Malala Yousafzai, now sixteen, has been hailed in the United Nations as noble, courageous and insightful voice for both women seeking an education and against the forces of regression, bigotry, hate and oppression.
Shot by the Taliban, and under threat to be shot again should she return to Afghanistan, Malala was flown to Birmingham England, where she was treated in hospital, and later where she enrolled in a secondary school.
On Friday, last week, Malala spoke at the United Nations, through an invitation from Gordon Brown, former Prime Minister of Great Britain, now UN envoy for the project to provide education for some of the 57 million children who do not attend school around the world.
Her father has taken up work as Mr. Brown’s assistant, and apparen tly keeps a close watch over his now famous daughter.
Talk about “turning a lemon of an experience into lemonade!”
Shot in the head, in a crime the whole world watched and grieved over, this little girl has not only recovered but has risen from the ashes of her life like a veritable Phoenix of hope, promise, aspiration and more importantly tolerance.
“I forgive the Talib who shot me,” is one of the lines she delivered to both media and some 500 children from around the globe invited to the UN to hear her speak.
Of course, there has been no word of the fate of the Talib who actually pulled the trigger that fired the bullet thatchanged her life forever.
Hatred of young girls enrolled in school can only be attributed to the most profound fear,jealousy and religious perversion. And if the world were to take up her plea to provide free compulsory education for all of those 57 million children starved of a legitimate education, instead of pouring billions of dollars into military combat with the Taliban, an effort that has the prospect of never really ending and never really turning Afghanistan into a self-sufficient country, the results would, we all know, be far more penetrating and corrosive of the Taliban’s position, ideology and faith, not to mention the human resource that would be generated to provide governance for that country and all other countries where children live without benefit of a free and compulsory education.

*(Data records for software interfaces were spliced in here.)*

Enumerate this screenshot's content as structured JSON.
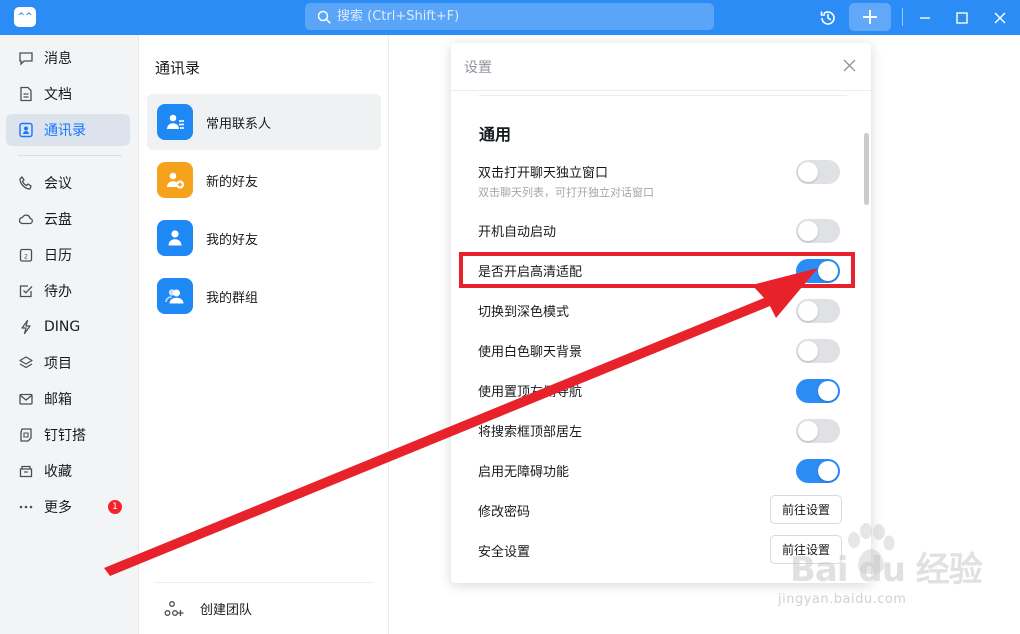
{
  "titlebar": {
    "logo_text": "^^",
    "search_placeholder": "搜索 (Ctrl+Shift+F)",
    "accent": "#2c8cf6"
  },
  "nav": {
    "items": [
      {
        "label": "消息",
        "icon": "message-icon"
      },
      {
        "label": "文档",
        "icon": "document-icon"
      },
      {
        "label": "通讯录",
        "icon": "contacts-icon",
        "active": true
      },
      {
        "label": "会议",
        "icon": "phone-icon"
      },
      {
        "label": "云盘",
        "icon": "cloud-icon"
      },
      {
        "label": "日历",
        "icon": "calendar-icon"
      },
      {
        "label": "待办",
        "icon": "todo-icon"
      },
      {
        "label": "DING",
        "icon": "lightning-icon"
      },
      {
        "label": "项目",
        "icon": "layers-icon"
      },
      {
        "label": "邮箱",
        "icon": "mail-icon"
      },
      {
        "label": "钉钉搭",
        "icon": "builder-icon"
      },
      {
        "label": "收藏",
        "icon": "collection-icon"
      },
      {
        "label": "更多",
        "icon": "more-icon",
        "badge": "1"
      }
    ]
  },
  "contacts": {
    "title": "通讯录",
    "items": [
      {
        "label": "常用联系人",
        "color": "#1e88f5"
      },
      {
        "label": "新的好友",
        "color": "#f7a21d"
      },
      {
        "label": "我的好友",
        "color": "#1e88f5"
      },
      {
        "label": "我的群组",
        "color": "#1e88f5"
      }
    ],
    "create_team": "创建团队"
  },
  "settings": {
    "title": "设置",
    "section": "通用",
    "rows": [
      {
        "label": "双击打开聊天独立窗口",
        "desc": "双击聊天列表，可打开独立对话窗口",
        "type": "toggle",
        "on": false
      },
      {
        "label": "开机自动启动",
        "type": "toggle",
        "on": false
      },
      {
        "label": "是否开启高清适配",
        "type": "toggle",
        "on": true
      },
      {
        "label": "切换到深色模式",
        "type": "toggle",
        "on": false
      },
      {
        "label": "使用白色聊天背景",
        "type": "toggle",
        "on": false
      },
      {
        "label": "使用置顶左侧导航",
        "type": "toggle",
        "on": true
      },
      {
        "label": "将搜索框顶部居左",
        "type": "toggle",
        "on": false
      },
      {
        "label": "启用无障碍功能",
        "type": "toggle",
        "on": true
      },
      {
        "label": "修改密码",
        "type": "button",
        "button": "前往设置"
      },
      {
        "label": "安全设置",
        "type": "button",
        "button": "前往设置"
      }
    ]
  },
  "watermark": {
    "main": "Bai du 经验",
    "sub": "jingyan.baidu.com"
  },
  "annotation_color": "#e8222b"
}
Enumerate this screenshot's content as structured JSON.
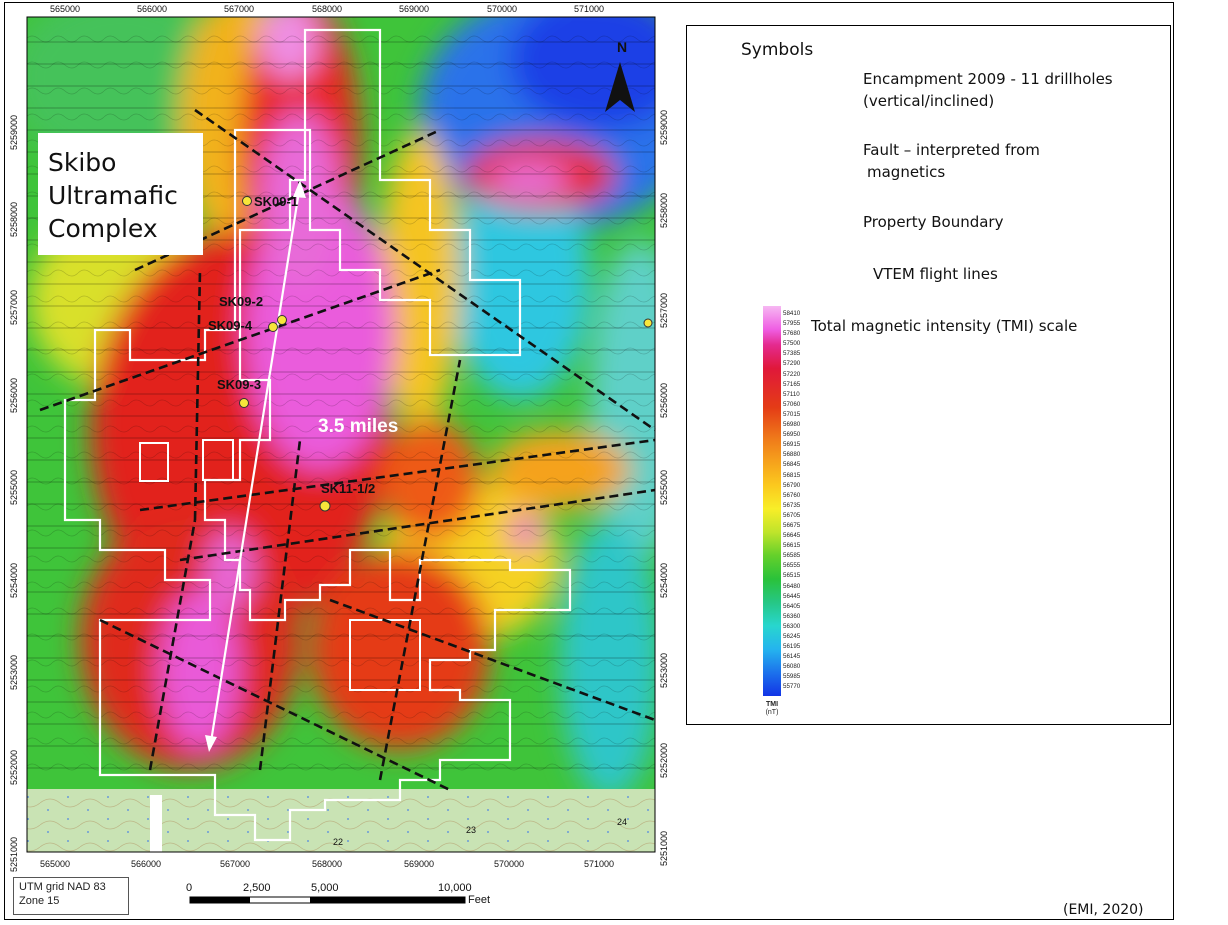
{
  "map": {
    "complex_label_lines": [
      "Skibo",
      "Ultramafic",
      "Complex"
    ],
    "distance_label": "3.5 miles",
    "north_label": "N",
    "easting_ticks": [
      "565000",
      "566000",
      "567000",
      "568000",
      "569000",
      "570000",
      "571000"
    ],
    "northing_ticks": [
      "5259000",
      "5258000",
      "5257000",
      "5256000",
      "5255000",
      "5254000",
      "5253000",
      "5252000",
      "5251000"
    ],
    "drillholes": [
      "SK09-1",
      "SK09-2",
      "SK09-4",
      "SK09-3",
      "SK11-1/2"
    ],
    "section_numbers": [
      "22",
      "23",
      "24"
    ]
  },
  "legend": {
    "title": "Symbols",
    "items": [
      {
        "icon": "drillhole-pin-icon",
        "lines": [
          "Encampment 2009 - 11 drillholes",
          "(vertical/inclined)"
        ]
      },
      {
        "icon": "dashed-fault-line-icon",
        "lines": [
          "Fault – interpreted from",
          "magnetics"
        ]
      },
      {
        "icon": "property-boundary-swatch-icon",
        "lines": [
          "Property Boundary"
        ]
      },
      {
        "icon": "flight-lines-icon",
        "lines": [
          "VTEM flight lines"
        ]
      },
      {
        "icon": "tmi-color-scale-icon",
        "lines": [
          "Total magnetic intensity (TMI) scale"
        ]
      }
    ],
    "tmi_values": [
      "58410",
      "57955",
      "57680",
      "57500",
      "57385",
      "57290",
      "57220",
      "57165",
      "57110",
      "57060",
      "57015",
      "56980",
      "56950",
      "56915",
      "56880",
      "56845",
      "56815",
      "56790",
      "56760",
      "56735",
      "56705",
      "56675",
      "56645",
      "56615",
      "56585",
      "56555",
      "56515",
      "56480",
      "56445",
      "56405",
      "56360",
      "56300",
      "56245",
      "56195",
      "56145",
      "56080",
      "55985",
      "55770"
    ],
    "tmi_caption": "TMI",
    "tmi_unit": "(nT)"
  },
  "scale_bar": {
    "values": [
      "0",
      "2,500",
      "5,000",
      "10,000"
    ],
    "unit": "Feet"
  },
  "grid_info": {
    "line1": "UTM grid NAD 83",
    "line2": "Zone 15"
  },
  "credit": "(EMI, 2020)",
  "colors": {
    "magenta_high": "#e64fd4",
    "red": "#e3231e",
    "yellow": "#f6e22a",
    "green": "#3fc43a",
    "blue_low": "#1a4ce8",
    "boundary": "#ffffff"
  }
}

While Malala was speaking in New York, in a Florida city a court was in session hearing evidence in the trial of George Zimmerman, the shooter of Trayvon Martin, the black teen who allegedly was stalked by Zimmerman, the wannabe cop, armed and determined to clean up his neighbourhood of all these “punks” who get away with everything.
And the verdict, rendered late Friday evening, “not guilty” could conceivably be attributed to a Florida that permits one to use a firearm if and when one considers oneself in danger. Was this another already historic incident born on the wings of a culture gone off the rails with racism bigotry and the abuse of power?
The protests, mostly peaceful, across the U.S. over the weekend, would seem to suggest that many believe that justice was not fulfilled in the decision rendered by the jury. Whether or not the Justice Department proceeds with charges of racism in the case, against Zimmerman, or the family of Trayvon Martin pursues a civil action against him, the spectre of racism hangs over the most economically advanced country on the planet.
And one has to pause to reflect on just how far the U.S. has advanced beyond the Taliban, at least as represented in the two cases that collide to provide headlines over the weekend.
Children making headlines, because of the hatred and bigotry of adults, does not make “good reading” or a healthy atmosphere for a July Monday morning breakfast.